Task directions
Look over the lines below. Report each one that includes the string "screenshot".

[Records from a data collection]
#####

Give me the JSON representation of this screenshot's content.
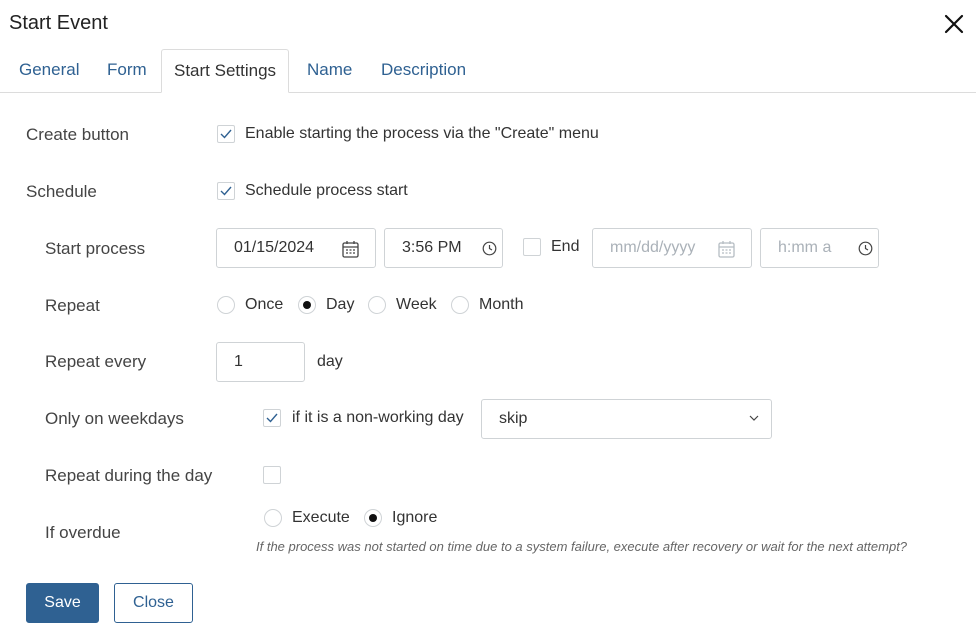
{
  "dialog": {
    "title": "Start Event"
  },
  "tabs": [
    {
      "label": "General",
      "active": false
    },
    {
      "label": "Form",
      "active": false
    },
    {
      "label": "Start Settings",
      "active": true
    },
    {
      "label": "Name",
      "active": false
    },
    {
      "label": "Description",
      "active": false
    }
  ],
  "create_button": {
    "label": "Create button",
    "checked": true,
    "option_text": "Enable starting the process via the \"Create\" menu"
  },
  "schedule": {
    "label": "Schedule",
    "checked": true,
    "option_text": "Schedule process start"
  },
  "start_process": {
    "label": "Start process",
    "date_value": "01/15/2024",
    "time_value": "3:56 PM",
    "end_checked": false,
    "end_label": "End",
    "end_date_placeholder": "mm/dd/yyyy",
    "end_time_placeholder": "h:mm a"
  },
  "repeat": {
    "label": "Repeat",
    "options": [
      "Once",
      "Day",
      "Week",
      "Month"
    ],
    "selected": "Day"
  },
  "repeat_every": {
    "label": "Repeat every",
    "value": "1",
    "unit": "day"
  },
  "weekdays": {
    "label": "Only on weekdays",
    "checked": true,
    "option_text": "if it is a non-working day",
    "select_value": "skip"
  },
  "repeat_during_day": {
    "label": "Repeat during the day",
    "checked": false
  },
  "if_overdue": {
    "label": "If overdue",
    "options": [
      "Execute",
      "Ignore"
    ],
    "selected": "Ignore",
    "hint": "If the process was not started on time due to a system failure, execute after recovery or wait for the next attempt?"
  },
  "buttons": {
    "save": "Save",
    "close": "Close"
  },
  "colors": {
    "accent": "#2f6192",
    "border": "#cfd3d6",
    "tab_line": "#dcdcdc"
  }
}
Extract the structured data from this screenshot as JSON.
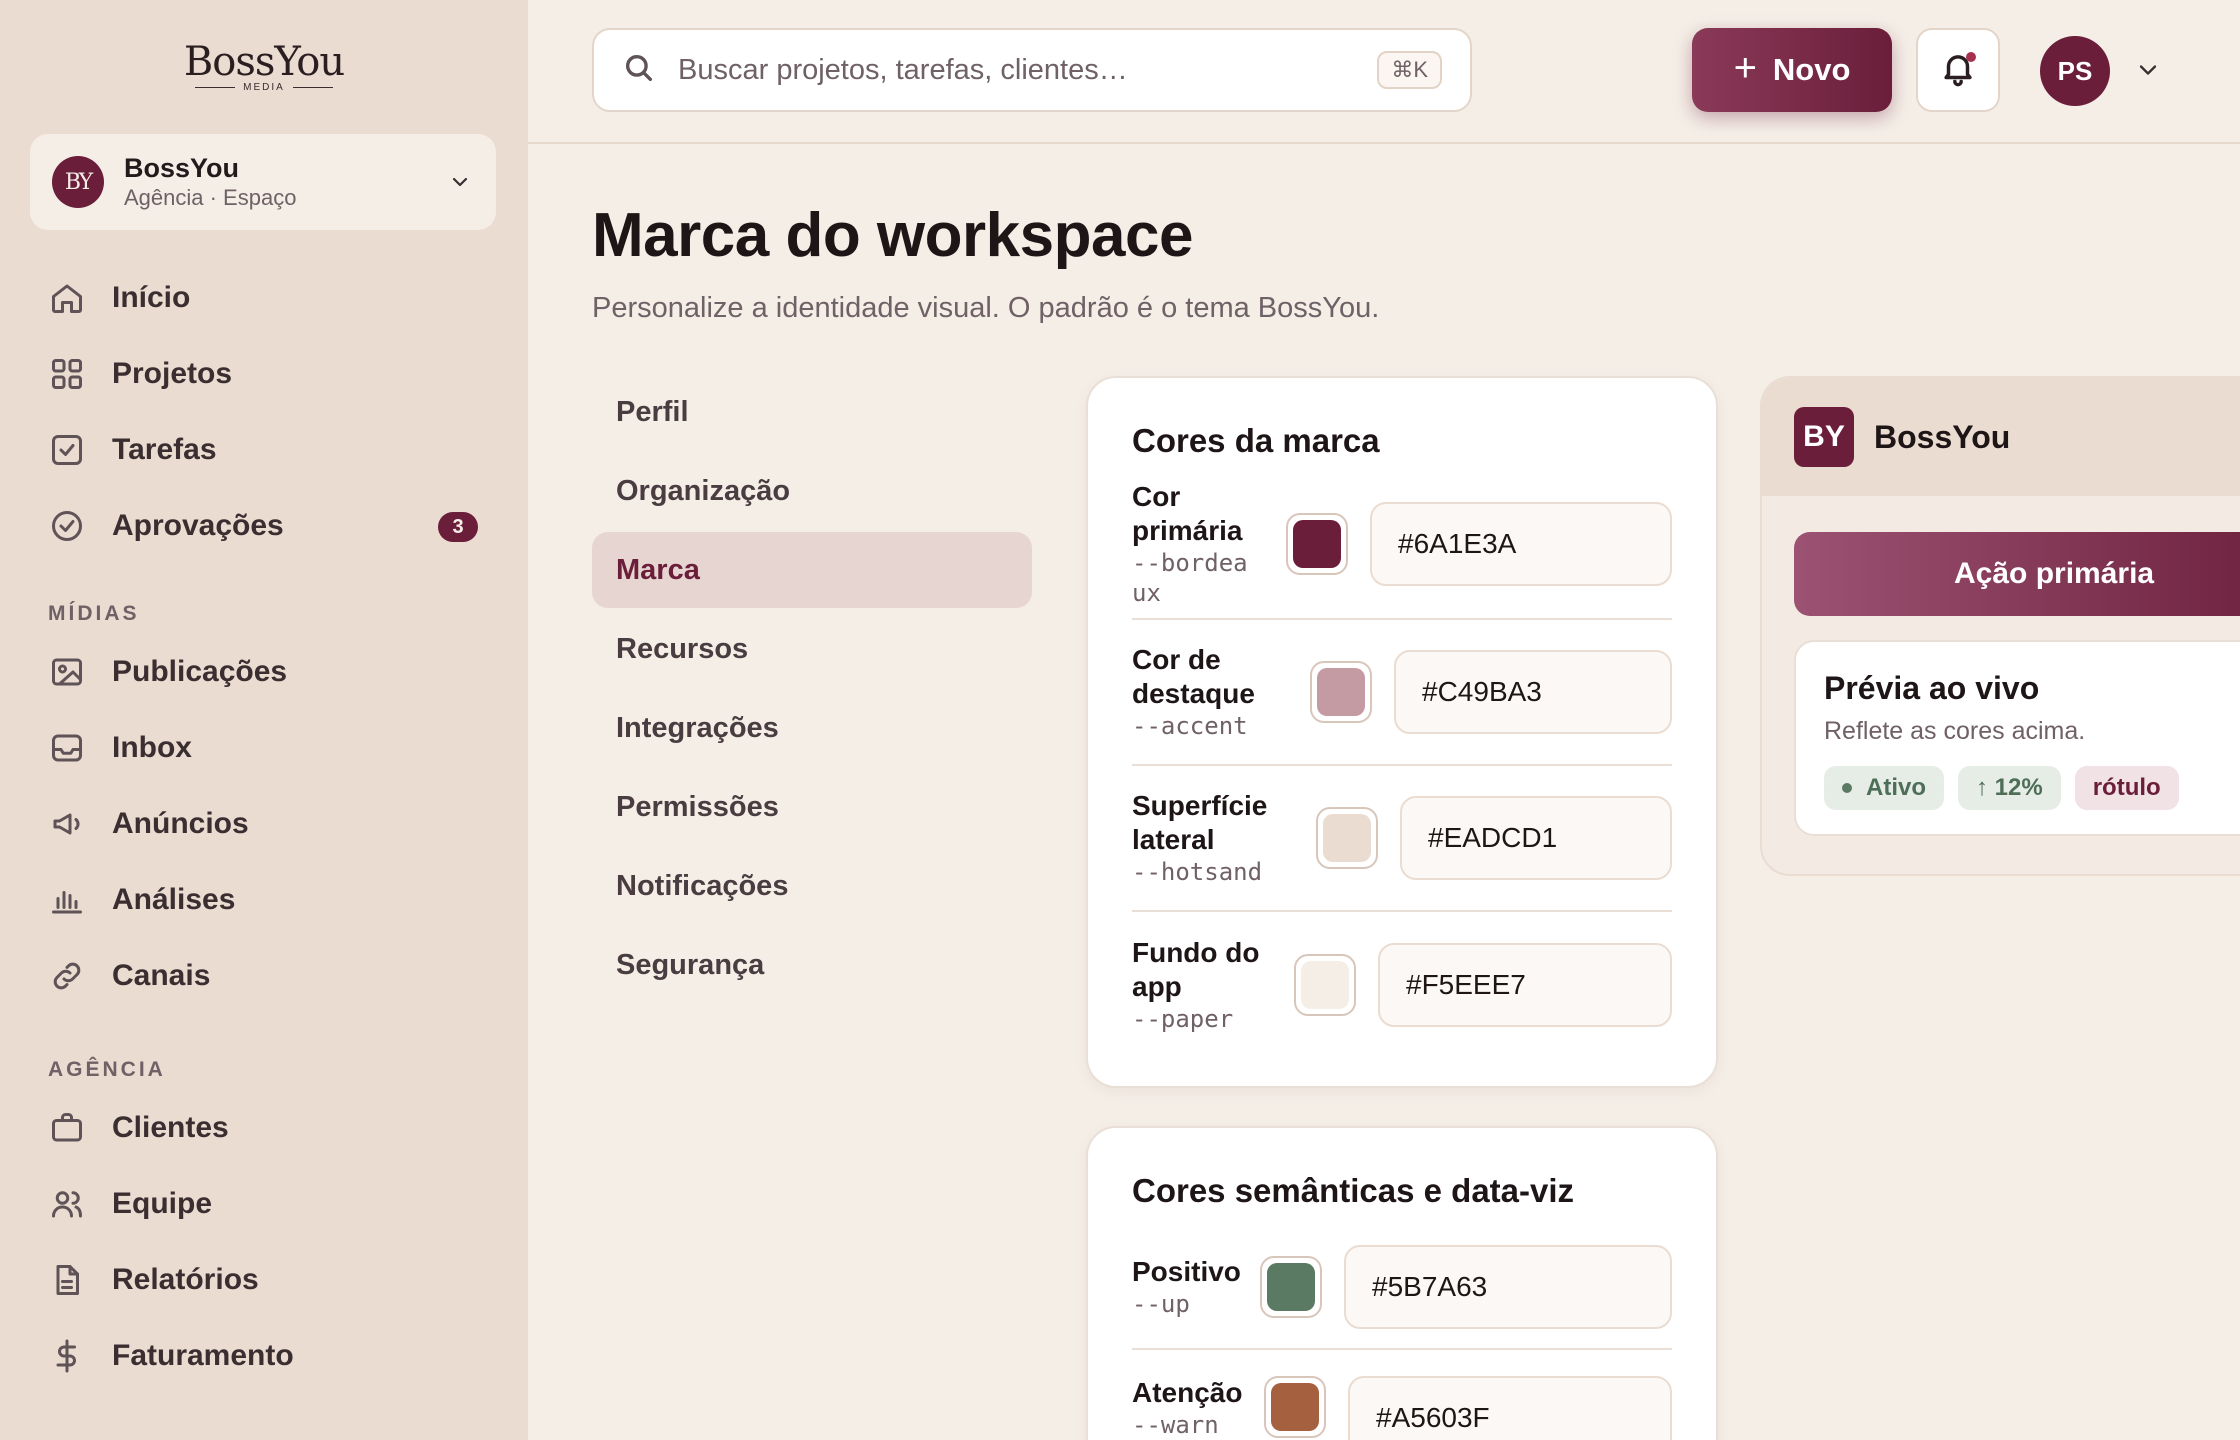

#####

Solution below
Give me the JSON representation of this screenshot's content.
Extract the structured data from this screenshot as JSON.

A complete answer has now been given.